Inscore eventually became a big fan of Swift’s music, especially recent albums “Folklore” and “Evermore.” She’d hoped to see Swift for a second time on the upcoming The Eras Tour, but now Ticketmaster’s general sale has been canceled and she probably won’t get her chance.
She’ll always have Lehigh Acres, though.
“It’s really cool to see how far she’s come,” Inscore says. “She blew up right after that show. Because I remember thinking, ‘Oh, she IS a big deal!’”
A 2007 interview with Taylor Swift
Weekly newspaper The Lehigh Acres News Star interviewed Taylor Swift in 2007 before her Veterans concert. Here’s what the future superstar had to say about:
Her high hopes for her musical future.

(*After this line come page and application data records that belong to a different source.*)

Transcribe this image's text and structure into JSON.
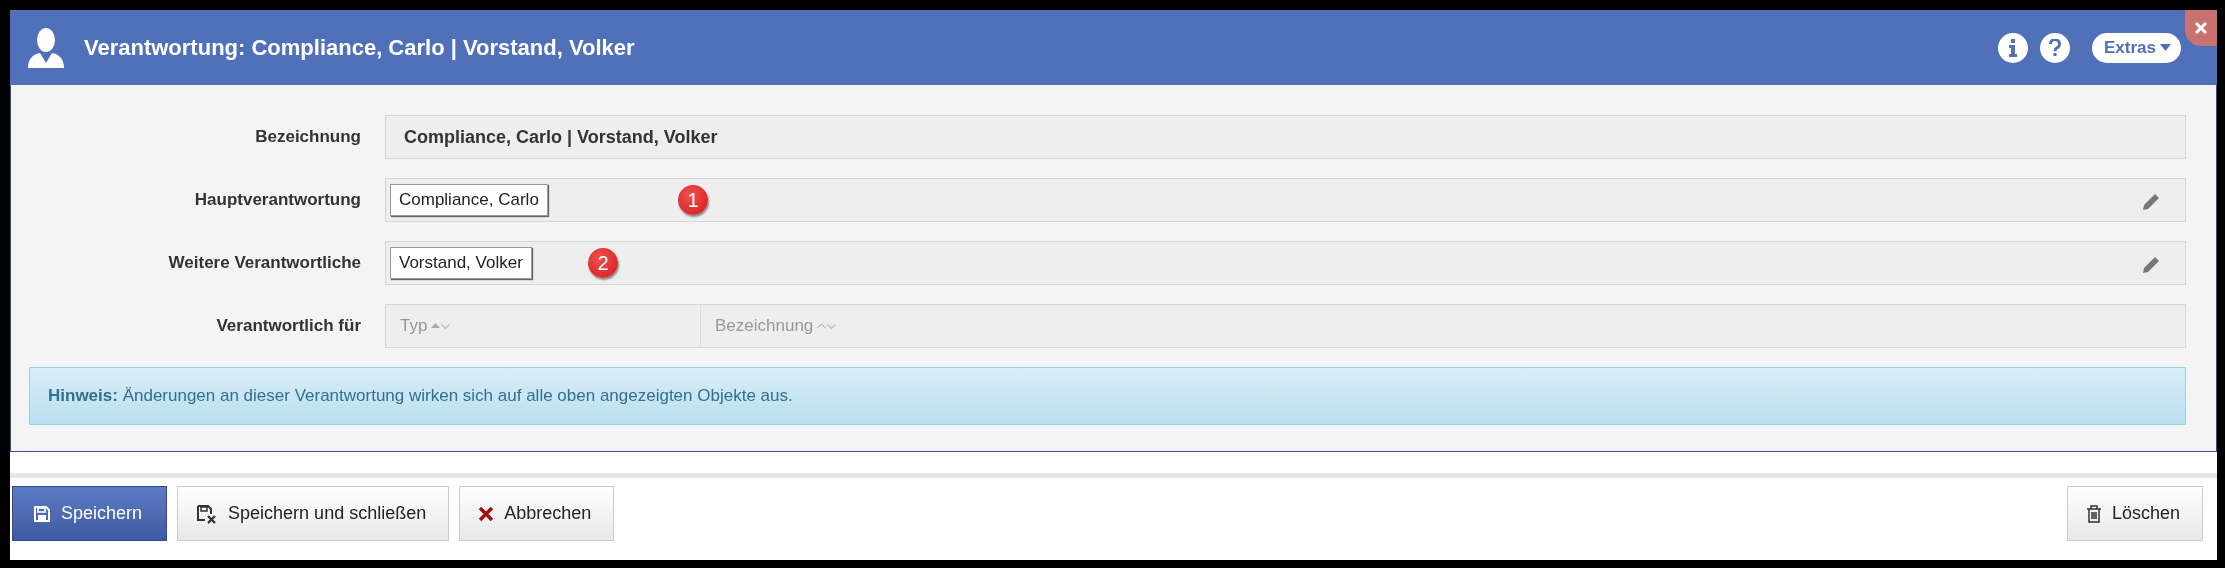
{
  "window": {
    "title": "Verantwortung: Compliance, Carlo | Vorstand, Volker",
    "extras_label": "Extras"
  },
  "fields": [
    {
      "kind": "text",
      "label": "Bezeichnung",
      "value": "Compliance, Carlo | Vorstand, Volker"
    },
    {
      "kind": "picker",
      "label": "Hauptverantwortung",
      "chips": [
        "Compliance, Carlo"
      ],
      "marker": "1"
    },
    {
      "kind": "picker",
      "label": "Weitere Verantwortliche",
      "chips": [
        "Vorstand, Volker"
      ],
      "marker": "2"
    },
    {
      "kind": "table",
      "label": "Verantwortlich für",
      "columns": [
        {
          "label": "Typ",
          "sorted": true
        },
        {
          "label": "Bezeichnung",
          "sorted": false
        }
      ]
    }
  ],
  "hint": "**Hinweis:** Änderungen an dieser Verantwortung wirken sich auf alle oben angezeigten Objekte aus.",
  "buttons": [
    {
      "label": "Speichern",
      "kind": "save"
    },
    {
      "label": "Speichern und schließen",
      "kind": "saveclose"
    },
    {
      "label": "Abbrechen",
      "kind": "cancel"
    },
    {
      "label": "Löschen",
      "kind": "delete"
    }
  ]
}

“That’s the cool thing about music. There’s no stopping point. The (debut) album went gold. Now I want to see it go platinum, then double platinum. Then I’ll record another and hopefully watch that one go double platinum.”
Using friends and high-school classmates as inspirations for her songs.
“It’s not like I’m married or have kids, so I’m not going to write about that. If you listen to my record, it seems like I’ve had 500 boyfriends, but that’s not the case.
“I write a lot about what I’m going through, but also what my friends are going through and what I imagine most kids my age are going through. I want to be faithful to the people who like my music.”
Moving from Pennsylvania to Nashville with a demo tape at age 11.
“I brought a demo tape of me singing karaoke to like every record company in Nashville. I realized if I was going to get signed, I needed to do something different, so I started playing guitar and writing my own songs.”
“I have learned to play to the crowd. Each show is different. Sometimes I’m playing for 25,000 people in an arena or 10 people for an acoustic set. I just love playing live and can react to what the crowd wants.”
Her career goals after her 2006 hit single “Tim McGraw” and debut album.
“I just will keep playing as many shows as I can. When I make it really famous, I want people to say I got there because I worked so hard.”
Connect with this reporter: Charles Runnells is an arts and entertainment reporter for The News-Press and the Naples Daily News. Email him at email@example.com or connect on Facebook (facebook.com/charles.runnells.7), Twitter (@charlesrunnells) and Instagram (@crunnells1).